APPLICATIONS OF TECHNOLOGY:
- Emulsions for personal care products, flavors, and fragrances
- Membranes and devices for catalysis and energy storage
- Soft robotics
- Shape-shifting fluids
- Improved stability
- Cost-efficient fabrication
Lawrence Berkeley National Laboratory researchers, in collaboration with colleagues from the University of Massachusetts, Amherst, have developed bicontinuous jammed emulsions (bijels) with sub-micrometer domains by homogenization rather than spinodal decomposition. The improved stability of this technology could improve shelf life of personal care products, fragrances, and flavors, by substituting bijels for emulsions currently in use. The simplified fabrication could yield lower cost membranes and devices for catalysis and energy storage.
The LBNL / UMass Amherst advance is achieved by using nanoparticle surfactants – polymers and nanoparticles of complementary functionality that bind to one another at the oil-water interface. As a result, the bijel is stabilized far from the demixing point of the liquids, with interfacial tensions on the order of 20 mN/m. The solvent, nanoparticle, and ligand can vary, adding versatility to the approach. This platform technology is an essential step in formulating bijels for industrial applications such as multiphase microreactors, microfluidic devices, membrane contactors, and multiscale porous materials.

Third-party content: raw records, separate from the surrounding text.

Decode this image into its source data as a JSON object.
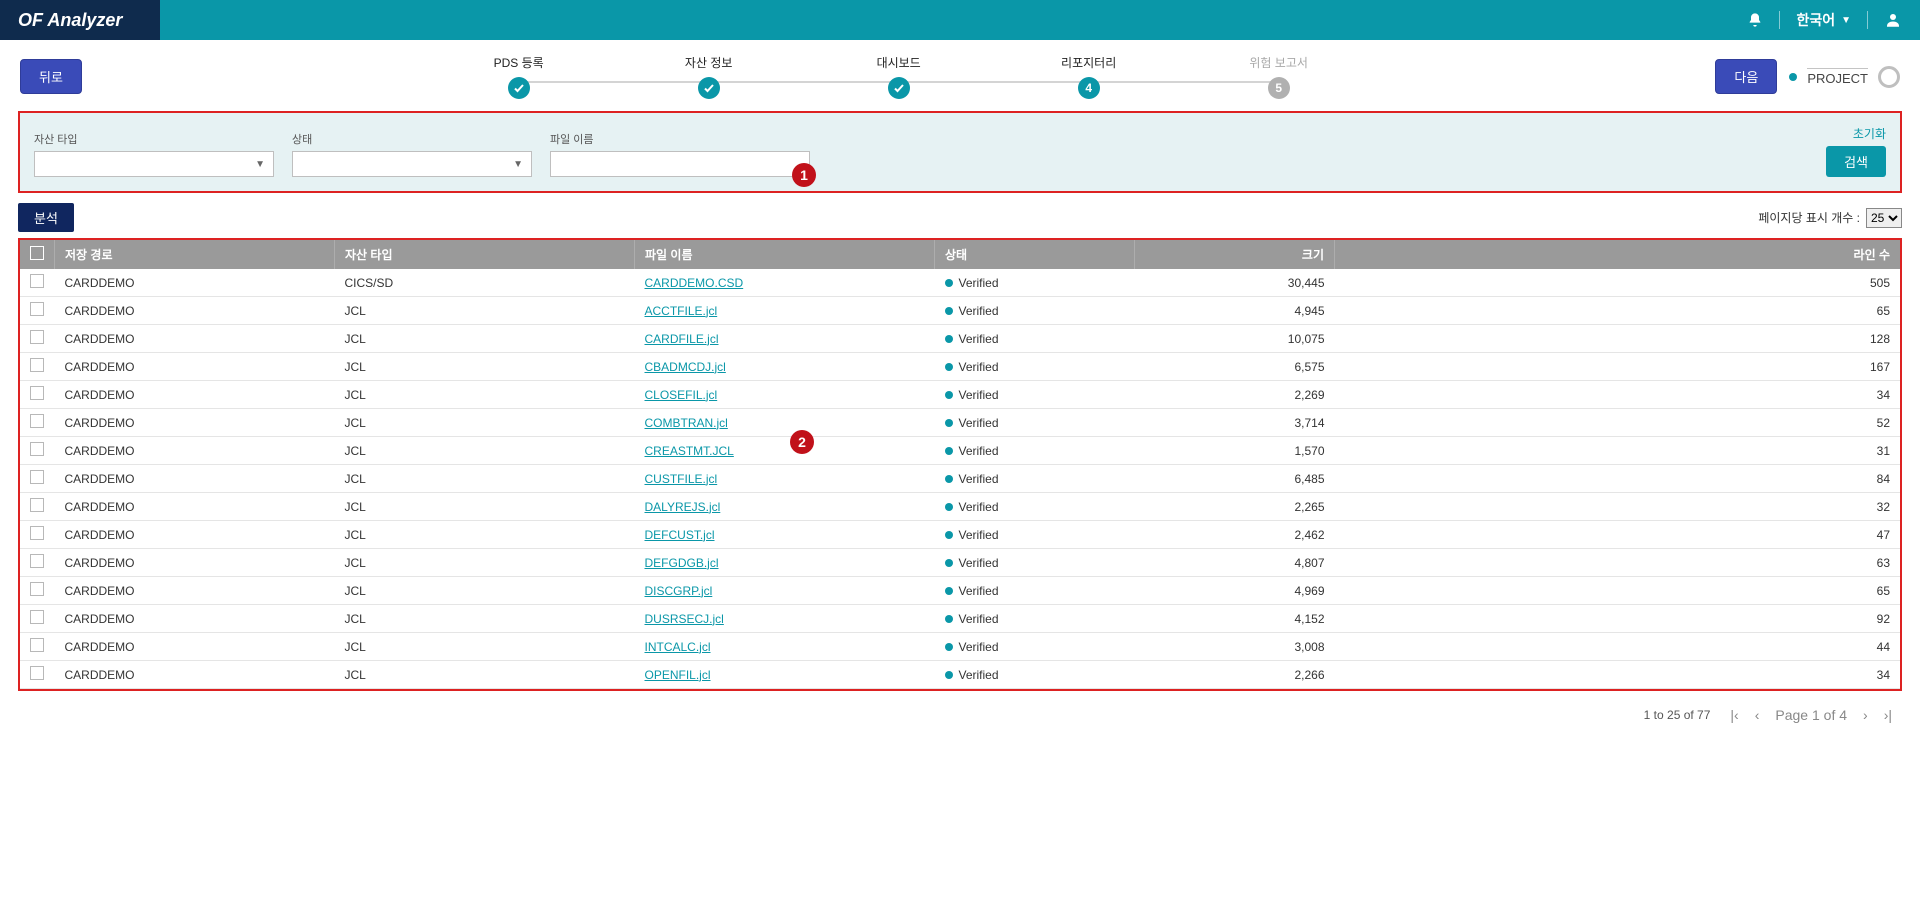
{
  "topbar": {
    "brand": "OF Analyzer",
    "language": "한국어"
  },
  "nav": {
    "back": "뒤로",
    "next": "다음",
    "project": "PROJECT",
    "steps": [
      {
        "label": "PDS 등록",
        "state": "check"
      },
      {
        "label": "자산 정보",
        "state": "check"
      },
      {
        "label": "대시보드",
        "state": "check"
      },
      {
        "label": "리포지터리",
        "state": "num-teal",
        "num": "4"
      },
      {
        "label": "위험 보고서",
        "state": "num-gray",
        "num": "5"
      }
    ]
  },
  "filter": {
    "asset_type_label": "자산 타입",
    "status_label": "상태",
    "filename_label": "파일 이름",
    "reset": "초기화",
    "search": "검색"
  },
  "mid": {
    "analyze": "분석",
    "page_size_label": "페이지당 표시 개수 :",
    "page_size_value": "25"
  },
  "table": {
    "headers": {
      "path": "저장 경로",
      "asset_type": "자산 타입",
      "filename": "파일 이름",
      "status": "상태",
      "size": "크기",
      "lines": "라인 수"
    },
    "rows": [
      {
        "path": "CARDDEMO",
        "type": "CICS/SD",
        "file": "CARDDEMO.CSD",
        "status": "Verified",
        "size": "30,445",
        "lines": "505"
      },
      {
        "path": "CARDDEMO",
        "type": "JCL",
        "file": "ACCTFILE.jcl",
        "status": "Verified",
        "size": "4,945",
        "lines": "65"
      },
      {
        "path": "CARDDEMO",
        "type": "JCL",
        "file": "CARDFILE.jcl",
        "status": "Verified",
        "size": "10,075",
        "lines": "128"
      },
      {
        "path": "CARDDEMO",
        "type": "JCL",
        "file": "CBADMCDJ.jcl",
        "status": "Verified",
        "size": "6,575",
        "lines": "167"
      },
      {
        "path": "CARDDEMO",
        "type": "JCL",
        "file": "CLOSEFIL.jcl",
        "status": "Verified",
        "size": "2,269",
        "lines": "34"
      },
      {
        "path": "CARDDEMO",
        "type": "JCL",
        "file": "COMBTRAN.jcl",
        "status": "Verified",
        "size": "3,714",
        "lines": "52"
      },
      {
        "path": "CARDDEMO",
        "type": "JCL",
        "file": "CREASTMT.JCL",
        "status": "Verified",
        "size": "1,570",
        "lines": "31"
      },
      {
        "path": "CARDDEMO",
        "type": "JCL",
        "file": "CUSTFILE.jcl",
        "status": "Verified",
        "size": "6,485",
        "lines": "84"
      },
      {
        "path": "CARDDEMO",
        "type": "JCL",
        "file": "DALYREJS.jcl",
        "status": "Verified",
        "size": "2,265",
        "lines": "32"
      },
      {
        "path": "CARDDEMO",
        "type": "JCL",
        "file": "DEFCUST.jcl",
        "status": "Verified",
        "size": "2,462",
        "lines": "47"
      },
      {
        "path": "CARDDEMO",
        "type": "JCL",
        "file": "DEFGDGB.jcl",
        "status": "Verified",
        "size": "4,807",
        "lines": "63"
      },
      {
        "path": "CARDDEMO",
        "type": "JCL",
        "file": "DISCGRP.jcl",
        "status": "Verified",
        "size": "4,969",
        "lines": "65"
      },
      {
        "path": "CARDDEMO",
        "type": "JCL",
        "file": "DUSRSECJ.jcl",
        "status": "Verified",
        "size": "4,152",
        "lines": "92"
      },
      {
        "path": "CARDDEMO",
        "type": "JCL",
        "file": "INTCALC.jcl",
        "status": "Verified",
        "size": "3,008",
        "lines": "44"
      },
      {
        "path": "CARDDEMO",
        "type": "JCL",
        "file": "OPENFIL.jcl",
        "status": "Verified",
        "size": "2,266",
        "lines": "34"
      }
    ]
  },
  "pager": {
    "range": "1 to 25 of 77",
    "page_label": "Page 1 of 4"
  },
  "markers": {
    "m1": "1",
    "m2": "2"
  }
}
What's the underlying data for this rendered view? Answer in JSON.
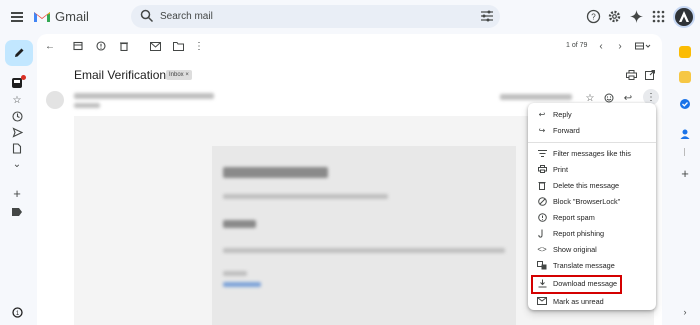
{
  "app": {
    "name": "Gmail"
  },
  "search": {
    "placeholder": "Search mail"
  },
  "toolbar": {
    "pager": "1 of 79"
  },
  "email": {
    "subject": "Email Verification",
    "label_chip": "Inbox ×"
  },
  "menu": {
    "items": [
      {
        "label": "Reply",
        "icon": "reply-icon"
      },
      {
        "label": "Forward",
        "icon": "forward-icon"
      },
      {
        "label": "Filter messages like this",
        "icon": "filter-icon"
      },
      {
        "label": "Print",
        "icon": "print-icon"
      },
      {
        "label": "Delete this message",
        "icon": "trash-icon"
      },
      {
        "label": "Block \"BrowserLock\"",
        "icon": "block-icon"
      },
      {
        "label": "Report spam",
        "icon": "spam-icon"
      },
      {
        "label": "Report phishing",
        "icon": "phishing-icon"
      },
      {
        "label": "Show original",
        "icon": "code-icon"
      },
      {
        "label": "Translate message",
        "icon": "translate-icon"
      },
      {
        "label": "Download message",
        "icon": "download-icon"
      },
      {
        "label": "Mark as unread",
        "icon": "mail-icon"
      }
    ]
  },
  "colors": {
    "highlight": "#d40000",
    "compose": "#c2e7ff",
    "search_bg": "#e9eef6"
  }
}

Bijels are tortuous, interconnected structures of two immiscible liquids, kinetically trapped by colloidal particles that are irreversibly bound to the oil-water interface. Large domain sizes (5 micrometers or larger) and difficulty in fabrication have posed barriers to using bijels for catalysis, energy storage, and molecular encapsulation.
FOR MORE INFORMATION:
Huang, C., Forth, J., Wang, W., Hong, K., Smith, G., Helms, B., and Russell, T. “Bicontinuous structured liquids with sub-micrometre domains using nanoparticle surfactants,” Nature Nanotechnology, 12, 1060-1064, 2017.
STATUS: Patent pending. Available for licensing or collaborative research.
DEVELOPMENT STAGE: Proven principle
REFERENCE NUMBER: 2018-024